American Medical Biographies/Fleet, John
Fleet, John (1766–1813).
John Fleet was born in Boston, Massachusetts, April 29, 1766, and died there unmarried, Jan. 4, 1813, in his 47th year. His grandfather, Thomas Fleet, who came from England and settled in Boston, was a book-seller, printer and newspaper publisher, his paper, the Evening Post, being the best in New England and his "Fleet's Almanacks" a standard authority for many years. Another claim to notoriety was the fact that he was considered hy many as the original compiler of the "Mother Goose Melodies," but this claim is disputed. He died in Boston in 1758, leaving as his successors in business his two sons, Thomas and John, the latter, who died in 1806, being the father of John Fleet, junior, the subject of this sketch, a graduate of Harvard College in 1785 at the age of 19. After graduation he studied medicine in the Medical Institution of Harvard College and dissected under the guidance of Dr. John Warren (q. v.). No medical degree had been granted by the College before 1788 owing to jealousies and friction between the medical professors and the Massachusetts Medical Society, but in that year John Fleet and George Holmes Hall, students in Dr. Warren's Surgery, applied for degrees, which were granted on July 16 after considerable discussion on the part of the professors. The degree was M. B., called Bachelor in Physic, and Fleet's name coming alphabetically before that of his classmate Hall, was thus the first to receive a medical degree from Harvard. The bestowal of this new degree was referred to by John Quincy Adams in his Diary thus: "There was a new ceremony of giving a Bachelor in Physic. Two young fellows by the names of Fleet and Hall received these diplomas, and even the President (Willard) in giving them seemed to have the awkwardness of novelty about him.

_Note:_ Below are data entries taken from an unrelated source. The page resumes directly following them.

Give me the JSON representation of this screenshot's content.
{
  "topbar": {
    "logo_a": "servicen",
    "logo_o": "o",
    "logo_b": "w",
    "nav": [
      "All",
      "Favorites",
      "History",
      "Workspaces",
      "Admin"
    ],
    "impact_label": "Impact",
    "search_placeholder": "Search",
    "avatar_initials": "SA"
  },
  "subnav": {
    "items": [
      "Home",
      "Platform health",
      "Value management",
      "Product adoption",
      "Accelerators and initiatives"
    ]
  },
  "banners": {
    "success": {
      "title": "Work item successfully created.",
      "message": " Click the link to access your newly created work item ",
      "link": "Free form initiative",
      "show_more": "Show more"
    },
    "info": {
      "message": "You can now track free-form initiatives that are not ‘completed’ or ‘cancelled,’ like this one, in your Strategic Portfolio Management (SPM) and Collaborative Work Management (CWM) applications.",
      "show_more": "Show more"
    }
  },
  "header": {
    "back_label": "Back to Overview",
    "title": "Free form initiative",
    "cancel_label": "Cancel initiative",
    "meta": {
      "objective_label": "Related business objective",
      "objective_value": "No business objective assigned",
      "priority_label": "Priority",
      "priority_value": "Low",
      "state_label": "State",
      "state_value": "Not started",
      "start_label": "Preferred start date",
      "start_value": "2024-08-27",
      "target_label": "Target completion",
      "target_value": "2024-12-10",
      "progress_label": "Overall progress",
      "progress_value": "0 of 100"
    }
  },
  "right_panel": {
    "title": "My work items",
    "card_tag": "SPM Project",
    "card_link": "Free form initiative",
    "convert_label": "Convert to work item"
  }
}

Seven years later, in 1795, John Fleet was the first to receive the degree of M. D. from the College, having passed an examination and been approved by the medical professors and also having presented a thesis in Latin, which was printed by his brother Thomas. The title of the thesis was: "Observationes ad Chirurgiae Operationes Pertinentes." A copy of this is in the Boston Medical Library.
Another of his publications that has come down to us is a Discourse delivered before the Massachusetts Humane Society, of which he was a member, June 13, 1797, on "Animation," having reference to drowning. For this he received a vote of thanks of the Society and was asked for a copy for the press. Dr. Fleet was the first assistant appointed in the medical department of Harvard College, being made assistant to Dr. John Warren in 1793.

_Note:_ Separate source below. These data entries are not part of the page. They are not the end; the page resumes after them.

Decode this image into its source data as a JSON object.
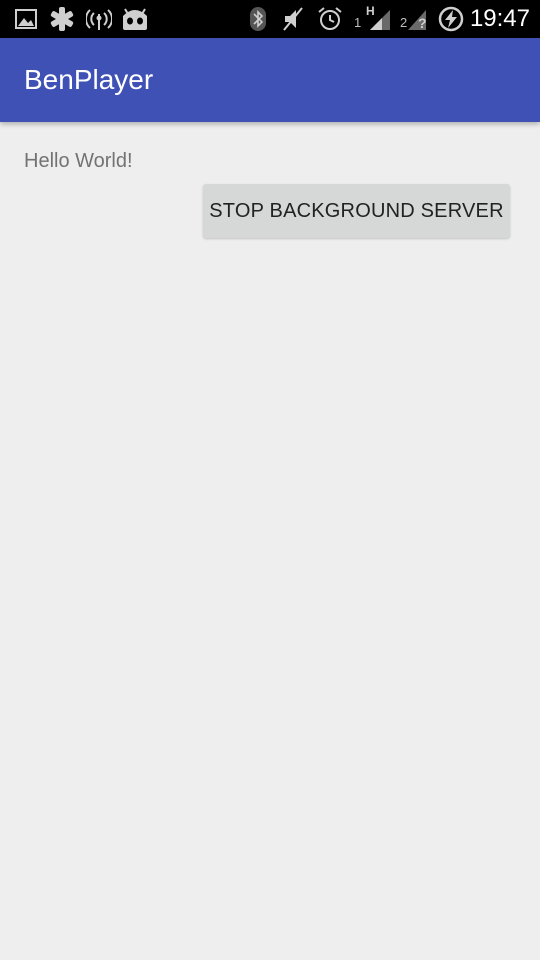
{
  "status_bar": {
    "time": "19:47",
    "left_icons": [
      "image-icon",
      "cyanogen-icon",
      "wireless-icon",
      "android-debug-icon"
    ],
    "right_icons": [
      "bluetooth-icon",
      "mute-icon",
      "alarm-icon",
      "signal-sim1-icon",
      "signal-sim2-icon",
      "battery-charging-icon"
    ],
    "sim1_label": "1",
    "sim1_network": "H",
    "sim2_label": "2"
  },
  "toolbar": {
    "title": "BenPlayer",
    "color": "#3f51b5"
  },
  "content": {
    "hello_text": "Hello World!",
    "stop_button_label": "STOP BACKGROUND SERVER"
  },
  "colors": {
    "background": "#eeeeee",
    "button": "#d6d7d7",
    "status_bar": "#000000"
  }
}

He was associated with the best medical men in Boston in his practice, and was one of the founders of the Medical Improvement Society in 1803. From this Society grew the first Boston Medical Library, instituted July 1, 1805, of which Dr. Fleet was the first librarian, the books being kept at his house in Milk Street until he was succeeded by Dr. Warren, in 1807.
He was librarian of the Massachusetts Medical Society from 1800 to 1813, the year of his death, and secretary of the Society from 1798 to 1802, at a time when it was in a most decadent condition, as is evidenced by the scanty entries in his handwriting in the records of the Society.